Something happened. Something happened that shaped my entire life, who I am, and what I want to do with my time on earth. And yet I don’t remember it at all.
When I was 6 months old, my older brother Rory passed away in a tragic accident – 3 weeks before his third birthday.
I don’t remember it happening, I don’t even remember him. I don’t know what it’s like to lose a child or even a sibling. But I do know what it’s like to grow up in a grieving family. With parents who, in the blink of an eye, lost any sense of security they had. They lost not only their son, but everything they thought their lives were going to be. If you missed it, I talked about what this was like with my younger brother in episode 11 of our How to Change the World podcast. We had never talked about it before, and I learned so much through the conversation.
What I learned as a kid is that suffering creates a cage that defines how we see ourselves and the world – and limits what we think we’re capable of. It locks us in and holds us back.
And what I want to do in my lifetime is break open that cage for others as much as I possibly can.
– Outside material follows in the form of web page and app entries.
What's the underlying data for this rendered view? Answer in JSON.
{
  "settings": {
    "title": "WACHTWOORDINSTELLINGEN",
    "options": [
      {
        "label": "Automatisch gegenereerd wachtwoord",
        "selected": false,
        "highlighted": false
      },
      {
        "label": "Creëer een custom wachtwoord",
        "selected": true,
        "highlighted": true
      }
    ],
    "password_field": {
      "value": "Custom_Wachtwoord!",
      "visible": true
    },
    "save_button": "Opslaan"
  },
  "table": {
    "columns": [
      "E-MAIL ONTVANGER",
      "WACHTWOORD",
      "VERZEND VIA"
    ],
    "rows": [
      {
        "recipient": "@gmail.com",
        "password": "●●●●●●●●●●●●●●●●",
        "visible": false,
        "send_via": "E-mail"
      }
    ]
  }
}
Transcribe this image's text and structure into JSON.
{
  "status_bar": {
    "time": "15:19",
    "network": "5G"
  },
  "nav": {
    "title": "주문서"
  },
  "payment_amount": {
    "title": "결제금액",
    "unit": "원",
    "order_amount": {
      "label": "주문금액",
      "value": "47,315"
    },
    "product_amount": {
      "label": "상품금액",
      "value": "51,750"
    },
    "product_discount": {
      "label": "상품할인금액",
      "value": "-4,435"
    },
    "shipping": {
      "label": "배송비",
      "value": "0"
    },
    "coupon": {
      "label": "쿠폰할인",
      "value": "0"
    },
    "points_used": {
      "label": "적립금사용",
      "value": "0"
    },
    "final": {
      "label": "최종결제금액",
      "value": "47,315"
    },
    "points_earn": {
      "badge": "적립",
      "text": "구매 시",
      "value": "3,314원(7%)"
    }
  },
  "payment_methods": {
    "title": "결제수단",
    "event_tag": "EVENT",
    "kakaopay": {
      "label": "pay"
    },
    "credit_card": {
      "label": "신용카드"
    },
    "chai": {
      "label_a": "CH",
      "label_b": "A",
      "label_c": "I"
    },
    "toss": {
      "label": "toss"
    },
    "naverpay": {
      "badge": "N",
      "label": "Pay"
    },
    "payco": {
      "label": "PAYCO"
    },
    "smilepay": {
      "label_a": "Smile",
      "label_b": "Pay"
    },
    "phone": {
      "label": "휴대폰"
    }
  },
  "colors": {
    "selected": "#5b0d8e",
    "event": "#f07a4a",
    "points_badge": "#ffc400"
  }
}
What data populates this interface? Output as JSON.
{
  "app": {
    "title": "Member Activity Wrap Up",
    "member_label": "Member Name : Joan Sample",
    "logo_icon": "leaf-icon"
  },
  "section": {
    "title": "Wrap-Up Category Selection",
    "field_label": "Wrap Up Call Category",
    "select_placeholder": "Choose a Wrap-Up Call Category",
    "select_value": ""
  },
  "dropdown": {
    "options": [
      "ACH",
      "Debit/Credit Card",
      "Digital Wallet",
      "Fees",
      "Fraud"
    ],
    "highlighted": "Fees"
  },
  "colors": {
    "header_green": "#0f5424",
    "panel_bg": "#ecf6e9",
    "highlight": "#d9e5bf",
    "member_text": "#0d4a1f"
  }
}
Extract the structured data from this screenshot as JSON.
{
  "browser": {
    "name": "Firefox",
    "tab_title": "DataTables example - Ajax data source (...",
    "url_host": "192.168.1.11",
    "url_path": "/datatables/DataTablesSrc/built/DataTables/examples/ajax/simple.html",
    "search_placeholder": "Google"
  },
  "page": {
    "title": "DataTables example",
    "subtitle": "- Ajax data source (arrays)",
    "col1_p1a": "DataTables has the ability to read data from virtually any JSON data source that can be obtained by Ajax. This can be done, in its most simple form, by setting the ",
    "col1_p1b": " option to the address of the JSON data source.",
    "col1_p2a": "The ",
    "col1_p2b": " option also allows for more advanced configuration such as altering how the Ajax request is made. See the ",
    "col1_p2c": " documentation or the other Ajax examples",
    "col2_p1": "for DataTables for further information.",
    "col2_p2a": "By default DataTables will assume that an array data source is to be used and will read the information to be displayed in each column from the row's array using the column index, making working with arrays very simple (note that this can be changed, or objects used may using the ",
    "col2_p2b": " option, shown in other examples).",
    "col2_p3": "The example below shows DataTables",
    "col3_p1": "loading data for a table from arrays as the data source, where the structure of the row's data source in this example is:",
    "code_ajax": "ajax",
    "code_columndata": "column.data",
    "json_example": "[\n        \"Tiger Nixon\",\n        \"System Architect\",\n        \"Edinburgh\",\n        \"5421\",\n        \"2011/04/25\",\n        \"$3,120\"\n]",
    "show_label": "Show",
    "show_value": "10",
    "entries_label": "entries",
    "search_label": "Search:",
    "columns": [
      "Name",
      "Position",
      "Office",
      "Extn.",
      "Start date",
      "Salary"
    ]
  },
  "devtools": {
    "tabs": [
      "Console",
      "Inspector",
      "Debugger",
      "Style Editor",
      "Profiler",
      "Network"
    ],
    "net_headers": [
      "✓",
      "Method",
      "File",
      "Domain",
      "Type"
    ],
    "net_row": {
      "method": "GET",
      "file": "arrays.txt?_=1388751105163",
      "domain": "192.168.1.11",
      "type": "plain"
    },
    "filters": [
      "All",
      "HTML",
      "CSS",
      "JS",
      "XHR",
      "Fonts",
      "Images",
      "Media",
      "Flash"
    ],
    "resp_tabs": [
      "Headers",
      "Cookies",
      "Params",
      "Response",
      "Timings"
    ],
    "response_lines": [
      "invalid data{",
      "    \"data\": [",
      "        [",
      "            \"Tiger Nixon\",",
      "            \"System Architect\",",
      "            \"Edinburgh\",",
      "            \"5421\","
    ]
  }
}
When I look around, I see that one of the biggest causes of suffering in the world is inequality. I believe that as people, we are fundamentally the same. But we live in a world where systems, structures, human behavior and words create inequity and injustice – and that really hurts.
Through my work, my vote, my volunteerism and the way I live my life, I want to make the world more equal. If I can even the playing field by just a millimeter, that will change countless lives.
But that’s a BIG task, which will take time and lots of others things. What can we do about suffering here and now? Because suffering is such a powerful negative force that we can’t delay addressing it. We need to stop it now.
Rory gave me the answer to this. He taught me the most powerful lesson I have ever learned – and that is that you must be kind.
Kindness is the only thing we have at our disposal to support those around us who suffer – and it’s a powerful, life-changing thing. The smallest, seemingly invisible act of kindness can be life-saving. Inversely, the lack of kindness when it is needed can be equally powerful in the opposite direction.
So, that’s my cause in life: Decrease suffering. Increase kindness and equality.
To put it in the language we use all the time at Javelina, that is my why. Everything I choose to do – all my what’s and my how’s – are driven by the why.
Don’t think for one single second that I’ve always known this or been able to articulate it that way. Even a short number of weeks ago I wouldn’t have been able to write it out like that, and two years ago I couldn’t have said any of that. In fact, two years ago I had told only a small handful of people about my older brother. He was a closely guarded secret in my life.
It was through a lot of talking, reflection and experience that I slowly figured out where my motivation to do what I do came from. And it took a lot of time and effort to find the words to be able to articulate it.
But boy, is it worth it. For a bunch of reasons:
- Understanding why I do what I do helps me make decisions. It guides how I decide to spend my time, what to prioritize and who is important to me.
- It allows me to powerfully connect to other people. It helps me find the people who are like-minded and share my values. Together, we’re able to change the world in a meaningful, impactful way.
- It keeps my feet on the ground and my perspective in check. Knowing where all this came from and what it is all for helps me find my center faster when things go wrong and I overreact – which can be pretty often.
If you have never seen Simon Sinek’s TED Talk How Great Leaders Inspire Action, stop everything you are doing and watch it now. Especially the first four minutes.
I’ve never seen a more succinct, powerful explanation of the power of knowing and articulating your why.
One of Javelina’s core services is message and story development for businesses, nonprofits, and political candidates. A fundamental part of this is helping people and organizations find their why. It is not an easy thing to do – it takes deep reflection, thought, experimentation and time. We know that organizations who find their why and thread it through their external communications, as well as their internal culture, are the ones that change the world. It’s urgent and essential.
Take a look at this 5-step guide to developing your powerful story, which includes some tips on how to unearth your why. Whether you’re an individual figuring out their next career move, the head of an organization working on big problems, or a business leader scaling your enterprise, this guide will help you develop your story.
The story is already inside of you. All you have to do now is find it and share it with other people.